Records for the exercise:
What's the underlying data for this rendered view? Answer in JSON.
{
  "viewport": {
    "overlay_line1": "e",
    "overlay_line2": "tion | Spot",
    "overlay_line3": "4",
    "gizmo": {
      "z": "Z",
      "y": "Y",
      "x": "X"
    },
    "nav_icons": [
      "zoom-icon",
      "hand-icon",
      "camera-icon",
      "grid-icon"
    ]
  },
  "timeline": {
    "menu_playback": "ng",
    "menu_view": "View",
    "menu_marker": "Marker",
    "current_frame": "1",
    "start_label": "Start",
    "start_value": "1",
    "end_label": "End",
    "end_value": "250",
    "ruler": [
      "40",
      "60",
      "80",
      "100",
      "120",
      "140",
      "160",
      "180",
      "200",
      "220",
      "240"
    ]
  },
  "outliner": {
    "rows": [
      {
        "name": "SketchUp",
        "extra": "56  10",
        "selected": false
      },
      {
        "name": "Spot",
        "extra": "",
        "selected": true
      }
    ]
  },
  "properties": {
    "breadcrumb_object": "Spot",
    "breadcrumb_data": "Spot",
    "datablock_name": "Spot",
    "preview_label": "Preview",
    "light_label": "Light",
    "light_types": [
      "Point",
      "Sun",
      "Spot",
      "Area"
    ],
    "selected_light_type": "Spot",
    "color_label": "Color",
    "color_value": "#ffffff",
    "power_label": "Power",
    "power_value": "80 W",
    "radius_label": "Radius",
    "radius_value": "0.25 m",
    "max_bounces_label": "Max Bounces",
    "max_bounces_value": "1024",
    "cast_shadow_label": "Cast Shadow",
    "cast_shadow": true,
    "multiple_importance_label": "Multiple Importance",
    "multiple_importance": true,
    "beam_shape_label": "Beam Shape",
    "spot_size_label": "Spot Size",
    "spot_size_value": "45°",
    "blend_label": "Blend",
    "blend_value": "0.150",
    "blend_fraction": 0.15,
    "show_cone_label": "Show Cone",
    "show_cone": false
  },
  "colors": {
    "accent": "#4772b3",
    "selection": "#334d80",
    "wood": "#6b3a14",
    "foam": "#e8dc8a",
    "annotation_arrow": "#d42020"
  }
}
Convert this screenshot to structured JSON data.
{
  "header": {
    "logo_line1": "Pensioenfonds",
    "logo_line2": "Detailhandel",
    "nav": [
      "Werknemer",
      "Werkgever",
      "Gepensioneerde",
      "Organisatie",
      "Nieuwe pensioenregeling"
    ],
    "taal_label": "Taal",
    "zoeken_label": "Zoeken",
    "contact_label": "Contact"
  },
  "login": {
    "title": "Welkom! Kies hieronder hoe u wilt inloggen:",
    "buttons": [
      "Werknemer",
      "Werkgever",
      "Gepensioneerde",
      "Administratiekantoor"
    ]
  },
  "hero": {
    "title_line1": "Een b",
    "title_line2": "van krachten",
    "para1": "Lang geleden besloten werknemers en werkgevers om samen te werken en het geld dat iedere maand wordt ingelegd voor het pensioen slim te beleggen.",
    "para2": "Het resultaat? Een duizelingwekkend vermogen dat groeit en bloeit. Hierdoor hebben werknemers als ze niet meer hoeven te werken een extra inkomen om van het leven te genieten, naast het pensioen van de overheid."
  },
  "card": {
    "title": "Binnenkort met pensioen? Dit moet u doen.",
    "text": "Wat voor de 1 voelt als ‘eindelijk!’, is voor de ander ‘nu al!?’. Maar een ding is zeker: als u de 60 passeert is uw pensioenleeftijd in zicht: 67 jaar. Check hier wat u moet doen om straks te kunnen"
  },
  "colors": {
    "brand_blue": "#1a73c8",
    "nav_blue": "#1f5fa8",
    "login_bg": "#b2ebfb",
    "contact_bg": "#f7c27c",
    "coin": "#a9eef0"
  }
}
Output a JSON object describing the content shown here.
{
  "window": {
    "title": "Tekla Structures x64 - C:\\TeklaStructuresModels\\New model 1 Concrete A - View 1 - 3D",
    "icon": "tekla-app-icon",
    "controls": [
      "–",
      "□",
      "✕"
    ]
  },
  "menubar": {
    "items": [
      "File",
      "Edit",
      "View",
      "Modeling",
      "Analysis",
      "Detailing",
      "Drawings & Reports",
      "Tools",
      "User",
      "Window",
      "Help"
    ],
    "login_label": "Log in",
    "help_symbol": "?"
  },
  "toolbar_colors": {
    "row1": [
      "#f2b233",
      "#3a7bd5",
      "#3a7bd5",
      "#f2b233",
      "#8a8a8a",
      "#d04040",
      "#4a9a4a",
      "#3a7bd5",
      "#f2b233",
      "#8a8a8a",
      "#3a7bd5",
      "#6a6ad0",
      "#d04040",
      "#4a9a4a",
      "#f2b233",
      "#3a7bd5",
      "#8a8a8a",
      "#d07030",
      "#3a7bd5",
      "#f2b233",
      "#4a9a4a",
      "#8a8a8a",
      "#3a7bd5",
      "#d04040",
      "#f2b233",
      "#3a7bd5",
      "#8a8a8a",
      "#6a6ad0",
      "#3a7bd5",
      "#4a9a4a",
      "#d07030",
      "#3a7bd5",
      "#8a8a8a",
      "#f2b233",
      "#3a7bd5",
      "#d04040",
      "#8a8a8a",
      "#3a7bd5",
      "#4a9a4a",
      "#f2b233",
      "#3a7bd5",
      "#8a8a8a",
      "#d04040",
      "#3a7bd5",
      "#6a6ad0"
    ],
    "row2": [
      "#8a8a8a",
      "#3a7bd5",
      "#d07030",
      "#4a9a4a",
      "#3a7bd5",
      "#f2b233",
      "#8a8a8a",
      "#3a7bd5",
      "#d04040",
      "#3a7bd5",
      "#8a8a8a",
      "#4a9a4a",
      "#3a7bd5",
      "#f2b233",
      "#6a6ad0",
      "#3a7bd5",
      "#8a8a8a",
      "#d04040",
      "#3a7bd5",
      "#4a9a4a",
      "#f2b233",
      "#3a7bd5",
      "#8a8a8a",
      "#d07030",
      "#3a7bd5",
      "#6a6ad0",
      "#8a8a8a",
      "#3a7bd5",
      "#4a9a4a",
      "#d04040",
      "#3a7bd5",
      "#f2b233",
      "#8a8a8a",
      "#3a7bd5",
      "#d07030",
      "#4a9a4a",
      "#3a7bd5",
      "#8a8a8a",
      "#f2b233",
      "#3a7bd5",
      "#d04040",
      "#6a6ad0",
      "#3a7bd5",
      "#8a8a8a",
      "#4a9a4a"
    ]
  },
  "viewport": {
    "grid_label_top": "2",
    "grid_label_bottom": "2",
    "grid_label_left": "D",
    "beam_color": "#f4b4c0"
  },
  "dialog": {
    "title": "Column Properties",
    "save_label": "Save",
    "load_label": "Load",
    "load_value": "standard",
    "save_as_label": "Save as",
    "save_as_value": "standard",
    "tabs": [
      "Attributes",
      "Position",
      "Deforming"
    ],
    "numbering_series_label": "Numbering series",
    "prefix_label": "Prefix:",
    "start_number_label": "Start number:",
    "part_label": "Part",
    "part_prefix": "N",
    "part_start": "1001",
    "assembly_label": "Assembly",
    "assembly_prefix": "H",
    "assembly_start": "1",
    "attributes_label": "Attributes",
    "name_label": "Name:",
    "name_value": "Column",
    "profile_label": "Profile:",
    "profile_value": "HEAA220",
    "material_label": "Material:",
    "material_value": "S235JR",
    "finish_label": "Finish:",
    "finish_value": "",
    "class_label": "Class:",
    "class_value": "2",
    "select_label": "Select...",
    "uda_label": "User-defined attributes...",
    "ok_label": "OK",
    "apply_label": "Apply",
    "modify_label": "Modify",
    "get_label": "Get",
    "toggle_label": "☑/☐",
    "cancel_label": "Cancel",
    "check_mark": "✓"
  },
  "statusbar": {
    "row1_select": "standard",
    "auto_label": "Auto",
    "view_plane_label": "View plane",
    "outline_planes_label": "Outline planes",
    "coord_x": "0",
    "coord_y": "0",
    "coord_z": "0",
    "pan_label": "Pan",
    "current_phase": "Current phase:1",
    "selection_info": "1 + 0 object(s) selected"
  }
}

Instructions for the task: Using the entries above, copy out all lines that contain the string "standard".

Task output:
    "load_value": "standard",
    "save_as_value": "standard",
    "row1_select": "standard",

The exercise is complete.